• _YOUR OBJECTIVE_
Search the data below for "this"; list each line that holds it.

[Start of section]

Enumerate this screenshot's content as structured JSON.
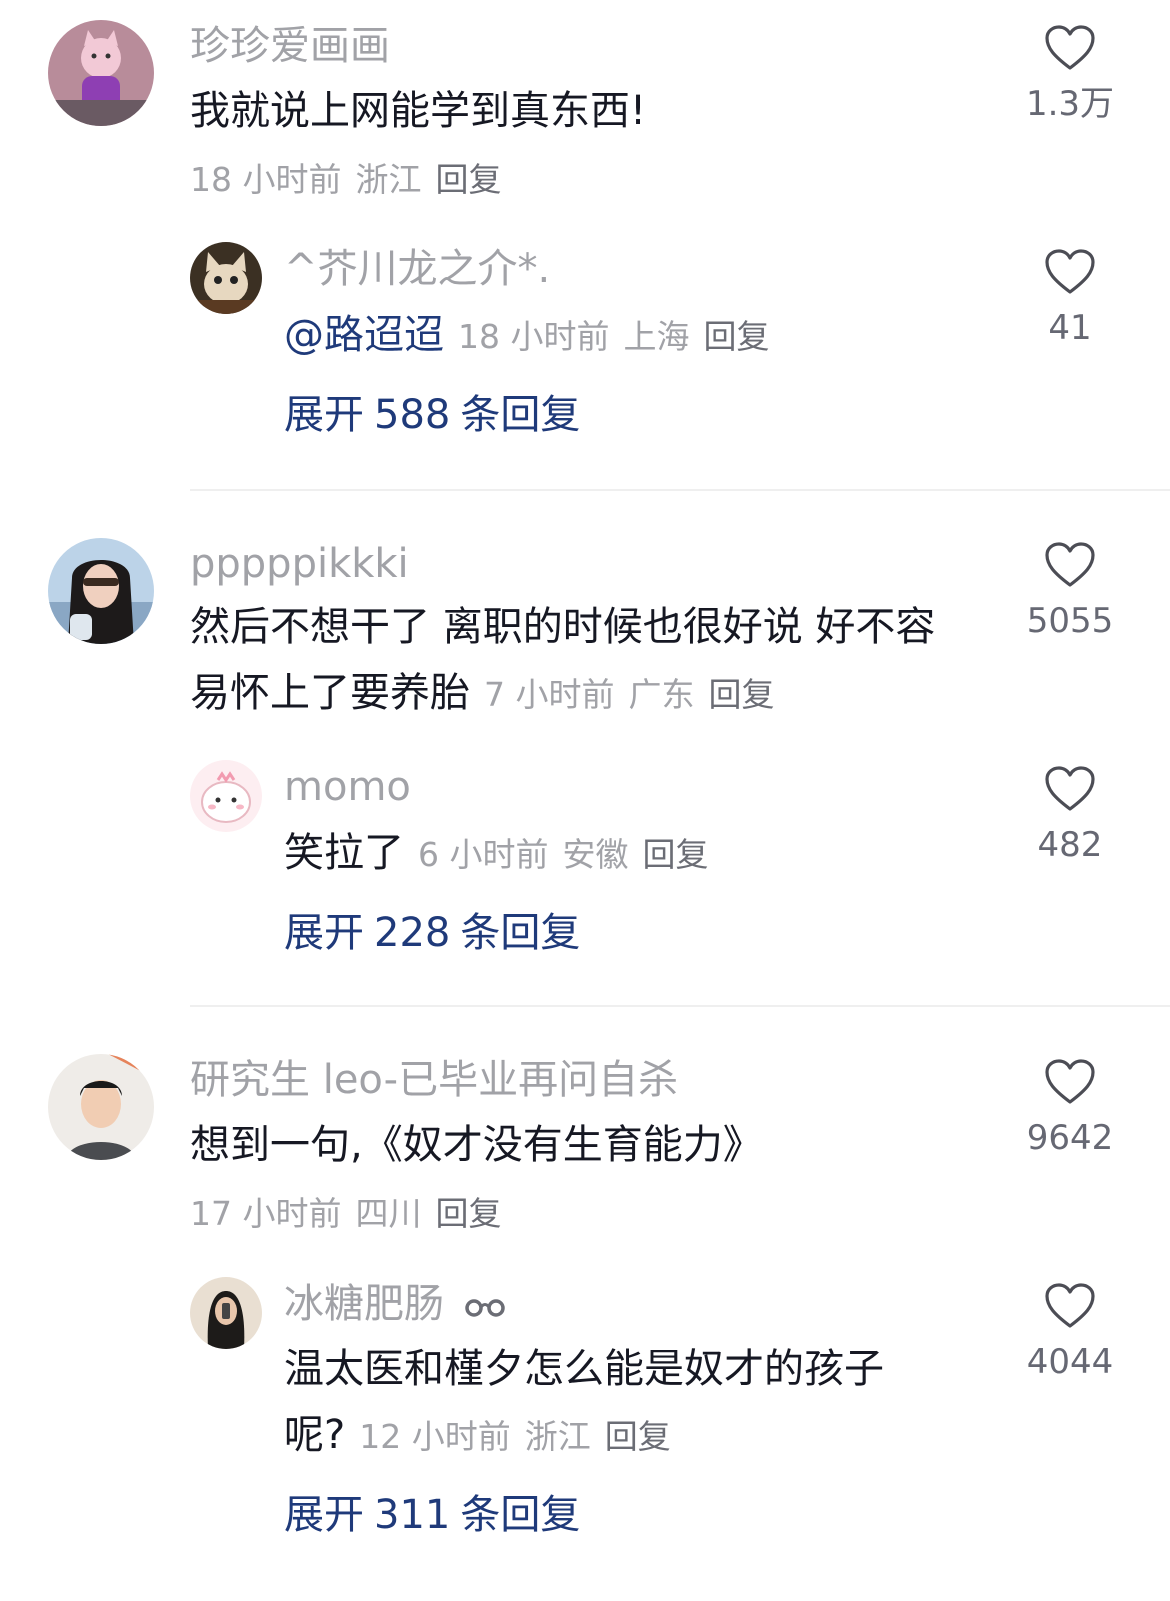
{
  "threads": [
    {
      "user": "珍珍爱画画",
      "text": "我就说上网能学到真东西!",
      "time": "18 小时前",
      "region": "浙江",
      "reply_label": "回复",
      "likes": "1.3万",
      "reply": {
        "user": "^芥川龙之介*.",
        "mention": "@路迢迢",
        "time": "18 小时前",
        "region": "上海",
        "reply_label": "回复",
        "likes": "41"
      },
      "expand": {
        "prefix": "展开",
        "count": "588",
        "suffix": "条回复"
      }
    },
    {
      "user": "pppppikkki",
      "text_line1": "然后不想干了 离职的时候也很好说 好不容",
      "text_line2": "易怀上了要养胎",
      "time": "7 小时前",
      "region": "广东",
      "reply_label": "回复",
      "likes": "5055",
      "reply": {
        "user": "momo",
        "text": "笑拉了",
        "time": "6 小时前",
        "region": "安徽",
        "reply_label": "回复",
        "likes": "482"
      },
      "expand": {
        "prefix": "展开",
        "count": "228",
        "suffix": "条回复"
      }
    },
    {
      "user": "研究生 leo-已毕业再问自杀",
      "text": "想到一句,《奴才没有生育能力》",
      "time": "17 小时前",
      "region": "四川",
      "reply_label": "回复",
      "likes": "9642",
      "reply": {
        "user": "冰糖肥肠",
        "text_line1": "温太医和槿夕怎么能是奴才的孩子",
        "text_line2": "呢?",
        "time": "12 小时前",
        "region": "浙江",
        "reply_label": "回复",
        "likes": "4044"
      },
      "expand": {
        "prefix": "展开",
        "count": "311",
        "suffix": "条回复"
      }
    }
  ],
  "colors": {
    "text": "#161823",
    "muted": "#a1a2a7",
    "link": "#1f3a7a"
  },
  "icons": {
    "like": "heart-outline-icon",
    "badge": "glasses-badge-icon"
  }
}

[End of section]
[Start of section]

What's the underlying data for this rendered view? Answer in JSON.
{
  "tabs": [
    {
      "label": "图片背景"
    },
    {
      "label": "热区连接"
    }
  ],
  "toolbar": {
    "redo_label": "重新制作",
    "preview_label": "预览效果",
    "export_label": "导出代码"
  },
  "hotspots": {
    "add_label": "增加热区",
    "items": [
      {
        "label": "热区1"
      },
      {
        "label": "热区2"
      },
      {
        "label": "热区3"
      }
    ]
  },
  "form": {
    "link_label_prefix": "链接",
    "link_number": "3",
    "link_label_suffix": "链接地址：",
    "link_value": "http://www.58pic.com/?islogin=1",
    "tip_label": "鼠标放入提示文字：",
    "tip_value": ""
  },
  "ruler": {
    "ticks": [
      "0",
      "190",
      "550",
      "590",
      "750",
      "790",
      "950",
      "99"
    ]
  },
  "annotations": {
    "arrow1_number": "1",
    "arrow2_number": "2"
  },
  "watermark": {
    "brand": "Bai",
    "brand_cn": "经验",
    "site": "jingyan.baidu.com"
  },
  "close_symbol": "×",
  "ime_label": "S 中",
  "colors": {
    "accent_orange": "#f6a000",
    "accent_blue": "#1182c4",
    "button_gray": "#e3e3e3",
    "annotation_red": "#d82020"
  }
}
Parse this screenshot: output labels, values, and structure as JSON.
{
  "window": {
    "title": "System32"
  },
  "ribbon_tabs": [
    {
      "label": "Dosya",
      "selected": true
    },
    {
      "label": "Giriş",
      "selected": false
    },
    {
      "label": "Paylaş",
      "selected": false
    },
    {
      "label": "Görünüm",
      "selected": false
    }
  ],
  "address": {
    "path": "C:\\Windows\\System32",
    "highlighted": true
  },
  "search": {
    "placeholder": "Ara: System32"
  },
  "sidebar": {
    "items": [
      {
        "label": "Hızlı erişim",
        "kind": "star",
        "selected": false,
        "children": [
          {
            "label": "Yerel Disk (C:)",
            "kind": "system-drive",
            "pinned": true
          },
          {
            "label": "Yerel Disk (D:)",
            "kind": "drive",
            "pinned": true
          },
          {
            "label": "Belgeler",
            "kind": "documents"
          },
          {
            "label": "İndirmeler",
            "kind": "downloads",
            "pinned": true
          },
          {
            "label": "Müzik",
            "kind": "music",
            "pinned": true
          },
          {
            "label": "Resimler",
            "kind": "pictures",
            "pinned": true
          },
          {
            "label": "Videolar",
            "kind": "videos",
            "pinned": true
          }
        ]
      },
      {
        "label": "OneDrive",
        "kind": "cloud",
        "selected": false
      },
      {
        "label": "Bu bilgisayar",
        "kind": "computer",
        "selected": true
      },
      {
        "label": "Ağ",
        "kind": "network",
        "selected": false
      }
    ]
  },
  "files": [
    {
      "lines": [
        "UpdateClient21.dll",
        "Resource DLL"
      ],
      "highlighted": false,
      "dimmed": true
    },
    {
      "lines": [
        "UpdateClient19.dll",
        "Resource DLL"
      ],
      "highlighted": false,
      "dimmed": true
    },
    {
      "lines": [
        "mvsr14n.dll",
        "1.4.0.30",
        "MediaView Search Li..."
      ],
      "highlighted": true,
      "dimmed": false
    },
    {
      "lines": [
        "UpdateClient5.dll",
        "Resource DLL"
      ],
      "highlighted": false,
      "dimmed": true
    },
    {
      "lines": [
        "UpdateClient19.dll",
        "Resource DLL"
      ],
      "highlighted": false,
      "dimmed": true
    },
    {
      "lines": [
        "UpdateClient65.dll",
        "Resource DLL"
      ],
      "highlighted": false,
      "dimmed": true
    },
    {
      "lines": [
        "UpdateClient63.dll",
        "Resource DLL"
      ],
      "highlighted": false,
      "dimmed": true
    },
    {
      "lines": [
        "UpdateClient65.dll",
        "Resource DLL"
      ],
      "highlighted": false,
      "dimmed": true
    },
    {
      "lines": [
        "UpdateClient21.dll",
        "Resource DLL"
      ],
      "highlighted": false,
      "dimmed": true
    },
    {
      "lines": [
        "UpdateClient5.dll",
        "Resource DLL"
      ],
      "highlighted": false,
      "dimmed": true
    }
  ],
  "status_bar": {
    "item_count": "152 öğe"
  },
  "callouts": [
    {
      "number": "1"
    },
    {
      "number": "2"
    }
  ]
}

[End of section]

• _RESPONSE BELOW_
Enumerate this screenshot's content as structured JSON.
What's the underlying data for this rendered view? Answer in JSON.
Parse this screenshot: output labels, values, and structure as JSON.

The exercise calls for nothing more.